There are many things in this world that are so adorable that, as an adult male,  I cannot handle. Baby pygmy hippos, narcoleptic goats and three legged dogs are some of them.  ATTACK OF THE FRIDAY MONSTERS! A TOKYO TALE tops the list. You control 4th grade student Sohta as you investigate the mysterious monsters that appear every Friday night in your town.  The setting is 1970’s Japan, when giant monster shows like Godzilla and Super Sentai (original Japanese Power Rangers) were beginning to become popular, so the children of the town are all enthralled by the appearance of monsters.  The story is amazingly cute and the dialogue is clever and well written.  The conversations Sohta has with the other characters, which is the bulk of gameplay, are funny and often made me legitimately laugh.  The hand drawn artwork is gorgeous and looks like it is straight out of a Hayao Miyazaki movie.  The computer-rendered models fit decently into the hand-drawn environments, and the 3D is almost nonexistent, but that isn’t a big deal since I play with 3D off anyway.


The problem with ATTACK OF THE FRIDAY MONSTERS! is that I’m not entirely sold that it is a GAME.  Yes, it is on a video game handheld and you do interact with the game by pressing buttons, but that is about it. The gameplay mainly consists of walking around and talking to people.
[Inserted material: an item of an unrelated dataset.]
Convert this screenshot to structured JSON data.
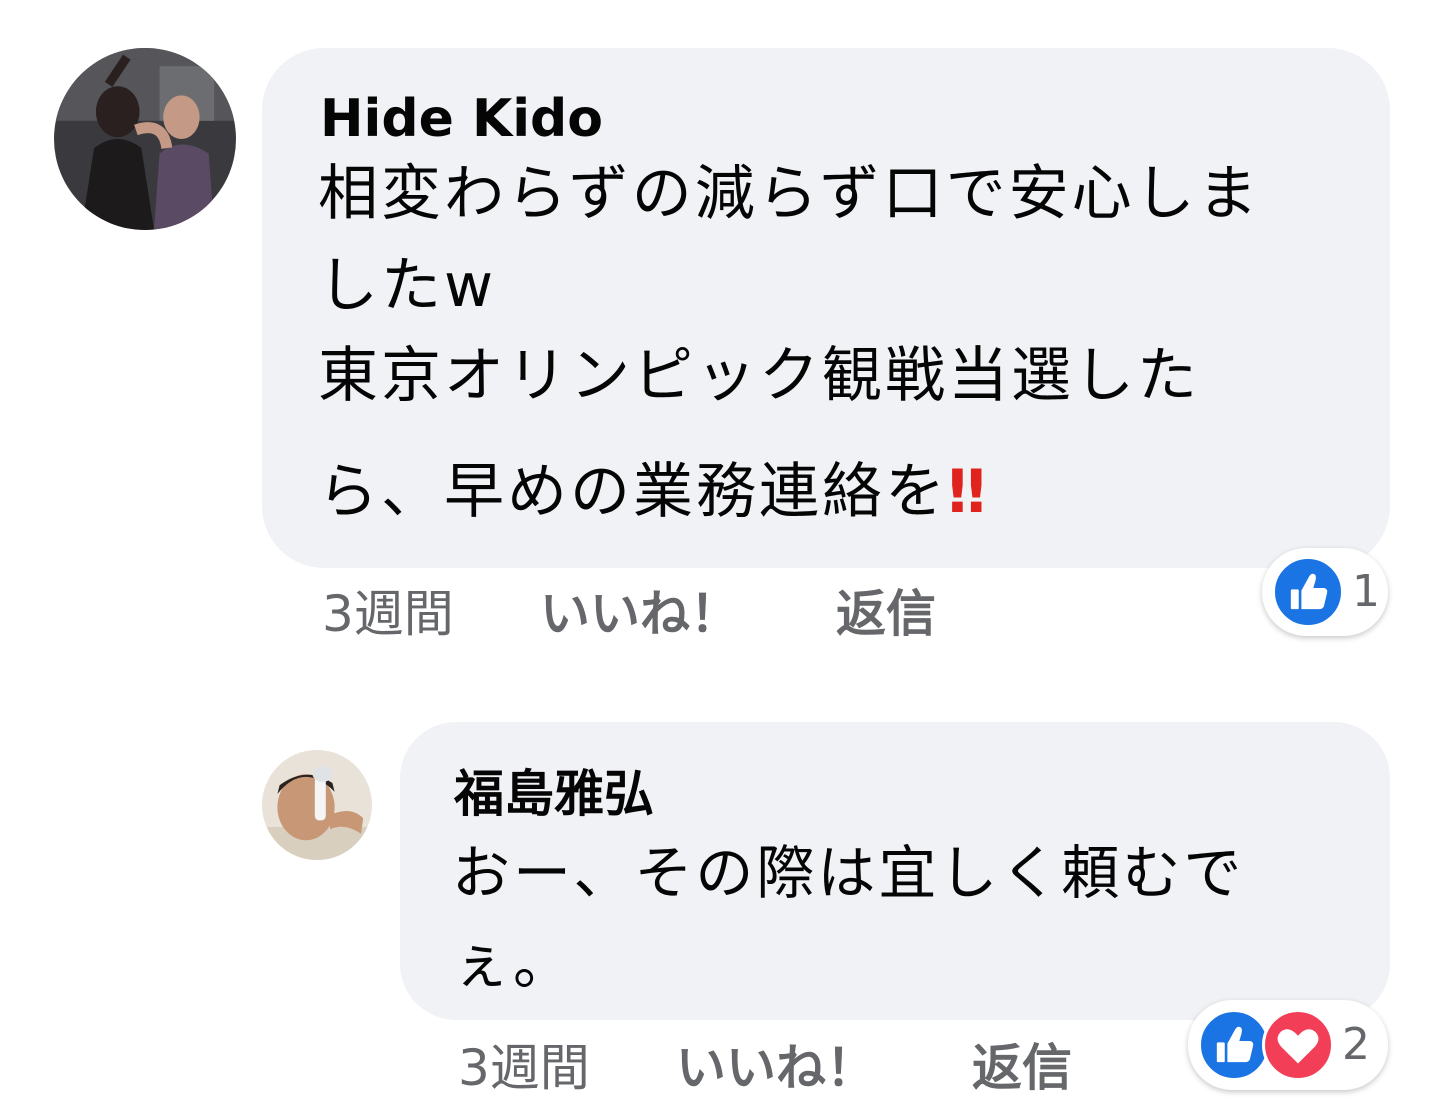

Sure, other games focus on conversation almost entirely as well, but usually there is a choice or some other aspect involved.  In ATTACK OF THE FRIDAY MONSTERS! there are “Episodes” that are initiated by talking to various people in the town, and then resolved by talking to other people in the town. To progress the main storyline, you just  talk to the RIGHT people in the town. This results in the majority of the 3-4 hour game being: Talk to everyone in town, advance the story, everyone moves around, talk to everyone in town again.  Rinse and repeat. The storyline is great and I definitely enjoyed it, but the game ends up feeling rather flat.
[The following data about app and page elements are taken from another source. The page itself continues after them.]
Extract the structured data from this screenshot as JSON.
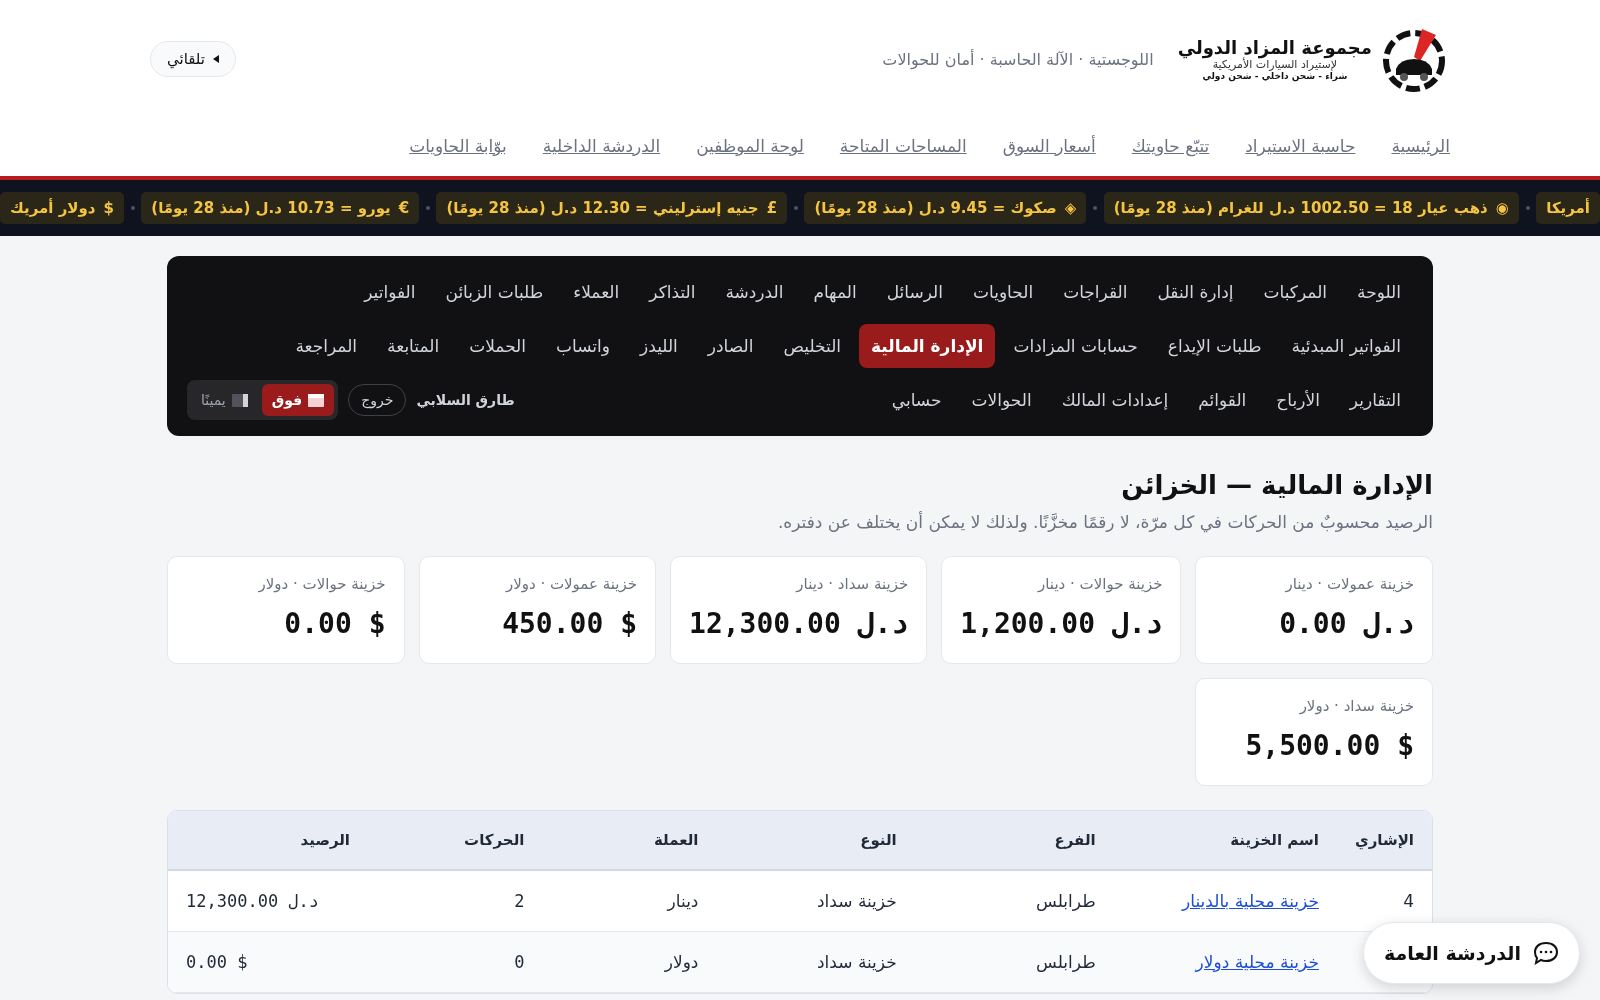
{
  "header": {
    "logo": {
      "title": "مجموعة المزاد الدولي",
      "subtitle": "لإستيراد السيارات الأمريكية",
      "tagline": "شراء - شحن داخلي - شحن دولي"
    },
    "slogan": "اللوجستية · الآلة الحاسبة · أمان للحوالات",
    "theme_button": {
      "label": "تلقائي"
    }
  },
  "site_nav": [
    {
      "label": "الرئيسية"
    },
    {
      "label": "حاسبة الاستيراد"
    },
    {
      "label": "تتبّع حاويتك"
    },
    {
      "label": "أسعار السوق"
    },
    {
      "label": "المساحات المتاحة"
    },
    {
      "label": "لوحة الموظفين"
    },
    {
      "label": "الدردشة الداخلية"
    },
    {
      "label": "بوّابة الحاويات"
    }
  ],
  "ticker": [
    {
      "text": "أمريكا"
    },
    {
      "symbol": "◉",
      "text": "ذهب عيار 18 = 1002.50 د.ل للغرام (منذ 28 يومًا)"
    },
    {
      "symbol": "◈",
      "text": "صكوك = 9.45 د.ل (منذ 28 يومًا)"
    },
    {
      "symbol": "£",
      "text": "جنيه إسترليني = 12.30 د.ل (منذ 28 يومًا)"
    },
    {
      "symbol": "€",
      "text": "يورو = 10.73 د.ل (منذ 28 يومًا)"
    },
    {
      "symbol": "$",
      "text": "دولار أمريك"
    }
  ],
  "admin_nav": {
    "groups": [
      {
        "items": [
          {
            "label": "اللوحة",
            "selected": false
          },
          {
            "label": "المركبات",
            "selected": false
          },
          {
            "label": "إدارة النقل",
            "selected": false
          },
          {
            "label": "القراجات",
            "selected": false
          },
          {
            "label": "الحاويات",
            "selected": false
          },
          {
            "label": "الرسائل",
            "selected": false
          },
          {
            "label": "المهام",
            "selected": false
          },
          {
            "label": "الدردشة",
            "selected": false
          },
          {
            "label": "التذاكر",
            "selected": false
          },
          {
            "label": "العملاء",
            "selected": false
          },
          {
            "label": "طلبات الزبائن",
            "selected": false
          },
          {
            "label": "الفواتير",
            "selected": false
          }
        ]
      },
      {
        "items": [
          {
            "label": "الفواتير المبدئية",
            "selected": false
          },
          {
            "label": "طلبات الإيداع",
            "selected": false
          },
          {
            "label": "حسابات المزادات",
            "selected": false
          },
          {
            "label": "الإدارة المالية",
            "selected": true
          },
          {
            "label": "التخليص",
            "selected": false
          },
          {
            "label": "الصادر",
            "selected": false
          },
          {
            "label": "الليدز",
            "selected": false
          },
          {
            "label": "واتساب",
            "selected": false
          },
          {
            "label": "الحملات",
            "selected": false
          },
          {
            "label": "المتابعة",
            "selected": false
          },
          {
            "label": "المراجعة",
            "selected": false
          }
        ]
      },
      {
        "items": [
          {
            "label": "التقارير",
            "selected": false
          },
          {
            "label": "الأرباح",
            "selected": false
          },
          {
            "label": "القوائم",
            "selected": false
          },
          {
            "label": "إعدادات المالك",
            "selected": false
          },
          {
            "label": "الحوالات",
            "selected": false
          },
          {
            "label": "حسابي",
            "selected": false
          }
        ]
      }
    ],
    "user": "طارق السلابي",
    "logout": "خروج",
    "layout_options": [
      {
        "label": "فوق",
        "kind": "top",
        "selected": true
      },
      {
        "label": "يمينًا",
        "kind": "side",
        "selected": false
      }
    ]
  },
  "page": {
    "title": "الإدارة المالية — الخزائن",
    "subtitle": "الرصيد محسوبٌ من الحركات في كل مرّة، لا رقمًا مخزَّنًا. ولذلك لا يمكن أن يختلف عن دفتره."
  },
  "vaults": [
    {
      "label": "خزينة عمولات · دينار",
      "value": "د.ل 0.00"
    },
    {
      "label": "خزينة حوالات · دينار",
      "value": "د.ل 1,200.00"
    },
    {
      "label": "خزينة سداد · دينار",
      "value": "د.ل 12,300.00"
    },
    {
      "label": "خزينة عمولات · دولار",
      "value": "$ 450.00"
    },
    {
      "label": "خزينة حوالات · دولار",
      "value": "$ 0.00"
    },
    {
      "label": "خزينة سداد · دولار",
      "value": "$ 5,500.00"
    }
  ],
  "table": {
    "columns": [
      "الإشاري",
      "اسم الخزينة",
      "الفرع",
      "النوع",
      "العملة",
      "الحركات",
      "الرصيد"
    ],
    "rows": [
      {
        "ref": "4",
        "name": "خزينة محلية بالدينار",
        "branch": "طرابلس",
        "type": "خزينة سداد",
        "currency": "دينار",
        "movements": "2",
        "balance": "12,300.00 د.ل"
      },
      {
        "name": "خزينة محلية دولار",
        "branch": "طرابلس",
        "type": "خزينة سداد",
        "currency": "دولار",
        "movements": "0",
        "balance": "0.00 $"
      }
    ]
  },
  "chat_button": {
    "label": "الدردشة العامة"
  }
}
There is a card battle mini game, but it is just dolled up Rock, Paper, Scissors.  You each have five card, each with either a rock, paper or scissors symbol, then then you arrange them face down against your opponent.  The game then tells you how many wins, losses and draws each player has, reveals two of the match-ups then allows you to shift the position of two cards. It is very simplistic and once you figure it out, it is easy to win almost every time unless you just get atrocious luck.  You gain cards by gathering “Glim” scattered throughout the world, but the motivation to find them is very minor considering the Monster Card game is pretty simple, and you get many Glim by just completing the Episodes. Also, for most of the game there are only 4 or 5 opponents and once you beat them once, you become their boss so they help you investigate the city (and cast a spell on them that causes them to fall down. No, this does not get old), but if you played them again and lost they would become YOUR boss and stop helping you, so there is little incentive to play any opponent after you have become their boss.


After you complete the story mode there is a “bonus day” with a few Episodes and more people to play Monster Cards against, but there is no incentive to play them.  You will get more Glim, sure, but then you just get more cards to play against the same people!  There is no reward beyond the few extra Episodes and those take only a moment to complete anyways.


I loved the story and characters in ATTACK OF THE FRIDAY MONSTERS! A TOKYO TALE, but I felt like I might as well have been watching an Anime rather than playing a game.  The minigame was easy and two dimensional and, without any proper incentive to play it, forgettable. I really wish this game was better. I wish it had the depth of gameplay that the story and writing deserved, but there wasn’t much there.  Running around and talking to people was FINE, but it was boring. I would love to be able to play this game multiple times to uncover more about the story, but after you beat it in a couple of hours, there is little reason to ever touch it again.